Australian Foreign Affairs Minister in Greece to meet with Greek counterpart Nikos Dendias

nikos dendias

Greece’s Foreign Affairs Minister Nikos Dendias will meet in Athens today  (8/12)  with his Australian counterpart, the Minister for Foreign Affairs of Australia, Marise Payne.

Following their meeting, the ministers will have a joint press conference at 13.20 today.

According to Greek government sources, a discussion between Dendias and Payne will focus on strengthening bilateral cooperation in a wide range of areas, on coordination between the two countries in International Organizations, on developments in Greece’s broader neighbourhood and in the Indo-Pacific region, as well as on the Greek Diaspora in Australia as a link between the two states.

Payne visited the Tomb of the Fallen Soldier to commemorate the sacrifice of those who fought for Australia and Greece during the World Wars, including the Battle for Greece.


Greek-Australian relations are very warm due to historical and Greek Australian community ties.
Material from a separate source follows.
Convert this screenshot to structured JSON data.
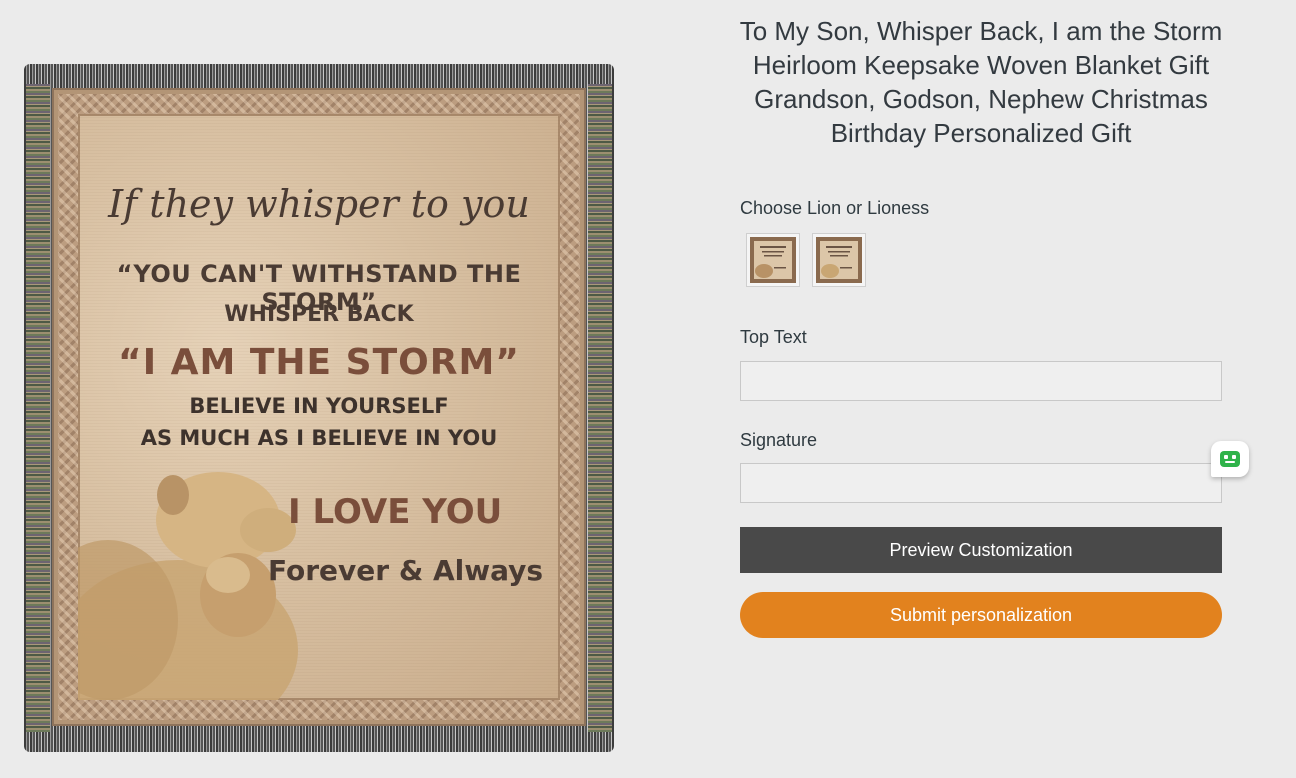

The success – over the course of decades – of the Greek Australian community has helped to shape, maintain and further strengthen Australia’s relations with Greece.

The Greek Australian community is now an integral part of Australian society. There are numerous communities and local Greek associations in almost every city, as well as federations of associations on a Pan-Australian level.
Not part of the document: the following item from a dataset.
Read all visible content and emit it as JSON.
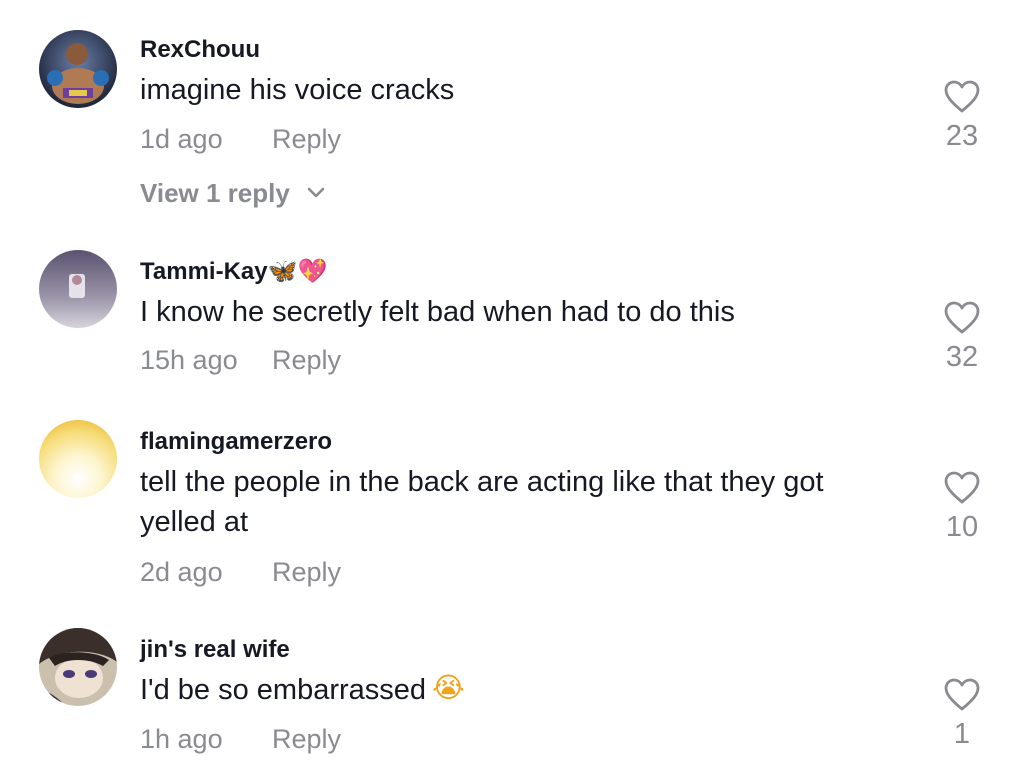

The two countries are linked by strong historical ties due to the common struggles of the two Nations during both World War I and II – particularly the Battle of Crete.
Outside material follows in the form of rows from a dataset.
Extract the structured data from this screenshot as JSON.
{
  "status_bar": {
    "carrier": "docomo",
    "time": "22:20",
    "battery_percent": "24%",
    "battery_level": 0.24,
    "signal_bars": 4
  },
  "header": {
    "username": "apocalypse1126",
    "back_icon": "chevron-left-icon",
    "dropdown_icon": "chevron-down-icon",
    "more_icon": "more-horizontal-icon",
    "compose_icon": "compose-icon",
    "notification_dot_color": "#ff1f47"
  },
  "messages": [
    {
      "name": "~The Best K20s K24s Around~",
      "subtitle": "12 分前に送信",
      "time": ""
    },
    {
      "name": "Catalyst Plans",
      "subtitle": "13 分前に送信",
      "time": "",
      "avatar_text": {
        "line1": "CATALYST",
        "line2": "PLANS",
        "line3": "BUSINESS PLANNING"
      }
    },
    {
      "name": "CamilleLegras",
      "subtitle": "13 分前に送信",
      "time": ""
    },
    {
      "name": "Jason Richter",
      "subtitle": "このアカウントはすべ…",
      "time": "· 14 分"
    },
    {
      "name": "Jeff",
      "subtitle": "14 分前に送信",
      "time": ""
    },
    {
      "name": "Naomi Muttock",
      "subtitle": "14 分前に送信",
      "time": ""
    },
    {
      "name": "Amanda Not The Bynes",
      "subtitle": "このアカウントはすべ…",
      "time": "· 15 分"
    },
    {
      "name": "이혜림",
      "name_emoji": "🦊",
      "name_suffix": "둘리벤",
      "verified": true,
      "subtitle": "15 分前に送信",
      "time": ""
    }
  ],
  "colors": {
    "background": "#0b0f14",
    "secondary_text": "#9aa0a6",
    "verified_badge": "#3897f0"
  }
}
During World War I the Greek island of Lemnos served as a military and medical base for almost 50.000 Australian soldiers and medical staff who participated at the Gallipoli Campaign. During the Battle of Crete in the May of 1941, Australian soldiers fought alongside Greek, New Zeeland and British troops against Nazi invasion. The Battle of Crete is commemorated, in late May, in both Australia and Greece,

The Holy Greek Orthodox Archbishopric of Australia, with headquarters in Sydney, plays an important role and does extensive philanthropic and educational work.

The high level of our bilateral relations is reflected in the frequent exchange of high-level visits, the extensive contractual framework that covers a broad range of cooperation, and harmonious cooperation within the framework of international organizations.

Economic Relations
For information on bilateral economic relations, such as country business guide, country report, useful contacts and other trade updates, click link below:

Cultural Relations and Greek Community
Greek-Australian cultural relations are regulated by the 1979 Cultural Agreement that is implemented via Memoranda signed with the individual Australian States.

In higher education, there are seven (7) Chairs of Modern Greek Language and Culture at major Australian universities, including the Universities of Melbourne, Sydney, Canberra, Adelaide, Hobart and Perth.

In addition, a Greek Studies Research Centre operates in the University La Trobe, Melbourne.

[Ministry of Foreign Affairs : Greece]